Who's to say they're done? With the Red Sox and the Angels acting like there's a recession on and the Cubs caught up in for-sale turmoil and the Dodgers trying to get their heads on straight and the Braves mad at agents and the Nats trying to get agents to return their calls, maybe the Yankees are the only game in town. Who's to stop them from deciding Lowe and Perez might be better at the back of the line than a dog's breakfast of gimpy kids from Scranton Wilkes-Barre? Why shouldn't they pay Manny a dump truck full of $100 bills to play left and ensure they own every back page from now until forever? It's what they're doing so far, isn't it?
I know the Mets aren't exactly baseball's Tom Joads — we're a huge-market team that's about to move into a state-of-the-art park and collect a megacontract worth of rights fees each and every year.
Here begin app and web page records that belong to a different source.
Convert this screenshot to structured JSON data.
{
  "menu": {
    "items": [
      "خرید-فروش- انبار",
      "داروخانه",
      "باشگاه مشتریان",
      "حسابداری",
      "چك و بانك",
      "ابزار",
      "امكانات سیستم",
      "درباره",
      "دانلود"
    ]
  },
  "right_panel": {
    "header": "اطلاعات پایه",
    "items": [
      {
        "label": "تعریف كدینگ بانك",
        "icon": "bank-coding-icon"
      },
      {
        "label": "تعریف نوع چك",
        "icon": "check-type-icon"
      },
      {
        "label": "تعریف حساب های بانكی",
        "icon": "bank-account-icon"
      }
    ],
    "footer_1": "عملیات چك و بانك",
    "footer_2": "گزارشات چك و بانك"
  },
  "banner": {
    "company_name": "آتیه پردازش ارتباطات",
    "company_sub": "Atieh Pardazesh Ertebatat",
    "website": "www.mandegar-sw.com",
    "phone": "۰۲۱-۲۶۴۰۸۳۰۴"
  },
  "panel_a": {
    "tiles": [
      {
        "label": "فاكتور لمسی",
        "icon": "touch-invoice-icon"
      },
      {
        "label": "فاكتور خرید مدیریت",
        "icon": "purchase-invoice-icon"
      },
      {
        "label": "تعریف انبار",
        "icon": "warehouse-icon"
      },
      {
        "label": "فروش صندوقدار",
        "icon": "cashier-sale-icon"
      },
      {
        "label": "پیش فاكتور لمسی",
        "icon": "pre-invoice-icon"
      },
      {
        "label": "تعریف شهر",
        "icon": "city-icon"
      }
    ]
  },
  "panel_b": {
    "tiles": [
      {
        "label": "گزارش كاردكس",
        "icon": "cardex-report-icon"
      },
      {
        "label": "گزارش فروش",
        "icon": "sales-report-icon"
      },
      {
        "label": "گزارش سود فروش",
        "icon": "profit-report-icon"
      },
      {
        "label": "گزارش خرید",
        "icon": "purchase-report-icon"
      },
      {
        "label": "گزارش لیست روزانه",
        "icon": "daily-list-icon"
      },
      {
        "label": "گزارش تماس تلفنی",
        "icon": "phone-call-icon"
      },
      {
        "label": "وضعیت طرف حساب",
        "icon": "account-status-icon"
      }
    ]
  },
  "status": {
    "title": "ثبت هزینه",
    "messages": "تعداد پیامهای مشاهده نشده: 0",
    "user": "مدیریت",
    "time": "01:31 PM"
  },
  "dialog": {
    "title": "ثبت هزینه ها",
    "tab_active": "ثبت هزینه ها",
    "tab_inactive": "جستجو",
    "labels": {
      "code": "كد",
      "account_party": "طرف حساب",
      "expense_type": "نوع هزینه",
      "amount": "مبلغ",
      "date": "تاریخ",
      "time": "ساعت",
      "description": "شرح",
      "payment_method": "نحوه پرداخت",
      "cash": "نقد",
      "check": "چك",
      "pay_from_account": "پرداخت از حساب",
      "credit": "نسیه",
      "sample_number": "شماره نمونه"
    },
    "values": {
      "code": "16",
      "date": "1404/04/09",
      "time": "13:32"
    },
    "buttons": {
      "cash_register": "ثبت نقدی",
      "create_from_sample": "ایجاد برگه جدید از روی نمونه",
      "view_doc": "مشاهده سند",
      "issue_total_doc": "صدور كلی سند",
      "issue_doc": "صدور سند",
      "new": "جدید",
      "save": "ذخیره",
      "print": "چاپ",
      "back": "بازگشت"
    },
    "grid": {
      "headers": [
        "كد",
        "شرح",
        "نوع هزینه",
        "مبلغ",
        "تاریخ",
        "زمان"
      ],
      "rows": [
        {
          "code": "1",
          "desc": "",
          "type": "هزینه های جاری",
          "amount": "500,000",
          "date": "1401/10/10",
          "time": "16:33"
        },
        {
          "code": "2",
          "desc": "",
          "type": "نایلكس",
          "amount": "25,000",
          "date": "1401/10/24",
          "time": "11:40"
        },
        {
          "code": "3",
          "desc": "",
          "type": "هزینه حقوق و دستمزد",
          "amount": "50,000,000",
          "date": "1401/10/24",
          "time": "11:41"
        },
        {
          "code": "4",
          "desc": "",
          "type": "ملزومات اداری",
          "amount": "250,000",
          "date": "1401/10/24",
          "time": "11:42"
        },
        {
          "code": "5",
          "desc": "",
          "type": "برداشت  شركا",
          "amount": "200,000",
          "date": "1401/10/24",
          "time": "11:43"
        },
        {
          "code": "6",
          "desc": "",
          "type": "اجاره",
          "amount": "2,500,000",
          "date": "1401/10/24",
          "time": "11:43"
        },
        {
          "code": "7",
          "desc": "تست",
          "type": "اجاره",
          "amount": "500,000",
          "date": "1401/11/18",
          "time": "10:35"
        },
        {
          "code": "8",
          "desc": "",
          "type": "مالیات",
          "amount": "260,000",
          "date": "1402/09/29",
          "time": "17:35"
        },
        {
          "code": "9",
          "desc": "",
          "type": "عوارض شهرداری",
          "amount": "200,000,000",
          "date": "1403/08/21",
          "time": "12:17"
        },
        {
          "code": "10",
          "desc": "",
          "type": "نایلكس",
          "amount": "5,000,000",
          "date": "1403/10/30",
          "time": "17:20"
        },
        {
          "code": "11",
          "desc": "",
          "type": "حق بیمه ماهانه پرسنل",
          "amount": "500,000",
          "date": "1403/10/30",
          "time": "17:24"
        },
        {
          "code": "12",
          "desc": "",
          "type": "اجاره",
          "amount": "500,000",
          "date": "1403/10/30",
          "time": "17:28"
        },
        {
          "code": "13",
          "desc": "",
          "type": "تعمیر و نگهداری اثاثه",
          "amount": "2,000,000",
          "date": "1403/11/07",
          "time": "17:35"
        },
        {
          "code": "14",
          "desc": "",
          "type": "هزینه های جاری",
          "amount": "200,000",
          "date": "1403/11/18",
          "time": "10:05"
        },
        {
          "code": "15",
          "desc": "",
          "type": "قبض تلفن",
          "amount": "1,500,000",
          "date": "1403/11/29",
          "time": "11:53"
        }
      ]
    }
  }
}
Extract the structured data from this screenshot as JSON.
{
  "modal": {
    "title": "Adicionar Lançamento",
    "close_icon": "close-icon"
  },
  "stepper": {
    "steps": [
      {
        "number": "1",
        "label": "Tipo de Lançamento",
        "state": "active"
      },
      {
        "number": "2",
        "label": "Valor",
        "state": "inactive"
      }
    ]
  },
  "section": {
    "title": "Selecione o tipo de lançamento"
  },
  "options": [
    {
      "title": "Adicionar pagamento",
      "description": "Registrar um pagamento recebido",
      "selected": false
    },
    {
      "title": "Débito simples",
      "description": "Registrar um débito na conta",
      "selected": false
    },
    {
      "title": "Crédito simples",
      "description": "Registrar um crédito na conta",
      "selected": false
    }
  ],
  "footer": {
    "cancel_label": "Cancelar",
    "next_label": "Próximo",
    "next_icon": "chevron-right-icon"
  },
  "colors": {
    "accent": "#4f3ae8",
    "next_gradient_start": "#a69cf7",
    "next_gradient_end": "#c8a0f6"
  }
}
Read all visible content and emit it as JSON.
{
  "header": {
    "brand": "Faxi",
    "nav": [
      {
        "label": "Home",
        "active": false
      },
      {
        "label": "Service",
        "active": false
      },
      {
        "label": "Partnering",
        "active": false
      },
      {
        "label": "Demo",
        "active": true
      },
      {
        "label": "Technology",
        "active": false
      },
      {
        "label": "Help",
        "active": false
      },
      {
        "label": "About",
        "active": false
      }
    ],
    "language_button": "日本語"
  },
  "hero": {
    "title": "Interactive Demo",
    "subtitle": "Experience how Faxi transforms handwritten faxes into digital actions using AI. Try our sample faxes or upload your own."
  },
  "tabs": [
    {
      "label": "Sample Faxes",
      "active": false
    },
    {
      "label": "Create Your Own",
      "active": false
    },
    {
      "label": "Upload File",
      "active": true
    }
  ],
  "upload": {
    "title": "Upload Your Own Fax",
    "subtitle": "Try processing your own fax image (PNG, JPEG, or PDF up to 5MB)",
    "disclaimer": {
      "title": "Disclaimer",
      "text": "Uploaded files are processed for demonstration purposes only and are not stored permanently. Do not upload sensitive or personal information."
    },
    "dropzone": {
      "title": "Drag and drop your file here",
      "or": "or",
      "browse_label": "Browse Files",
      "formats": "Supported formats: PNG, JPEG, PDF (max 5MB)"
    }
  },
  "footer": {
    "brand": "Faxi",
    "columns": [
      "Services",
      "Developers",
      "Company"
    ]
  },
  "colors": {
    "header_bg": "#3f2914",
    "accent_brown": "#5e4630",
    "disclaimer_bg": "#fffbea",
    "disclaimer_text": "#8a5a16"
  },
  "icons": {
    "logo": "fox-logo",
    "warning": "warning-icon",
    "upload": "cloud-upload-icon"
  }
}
I know fans of the Royals and the Pirates and the Marlins think the difference between us and them isn't Manichean black and white but a matter of the faintest different shade of gray. (Seriously, what's it like being the Royals and seeing the Yankees spend about a decade's worth of your payroll for a player nobody figured they cared about?) I know this is a case of the guy with the 75-foot yacht seething about his neighbor with the 100-foot yacht. (And the guy with the 75-foot yacht has gashed two holes in the bow at the end of two straight summers and sank the damn thing, but that's another problem.) I know it's small and ridiculous. I know.
But goddamn. You know who the Yankees are? The Yankees are the rich kid on your block whose parents gave him every toy but love, the one who'd give your friend five dollars to leave your house and go over to his. The Yankees are the guy who parks his SUV across the last two spaces in the rest area, breaks into a faster waddle to beat you onto the McDonald's line even though it's pretty short, barks “Supersize me!” and then leaves the wrappers all over the table when he leaves. The Yankees are the guy in the Lamborghini who smokes your Honda Civic pulling away from the light, then tells his bros what a great driver he is. The Yankees are here there and everywhere, as inescapable as death, taxes and our players being compared to Derek Jeter.
If baseball is a country song, the Yankees are Jolene.
And holy mother of fuck do I hate them.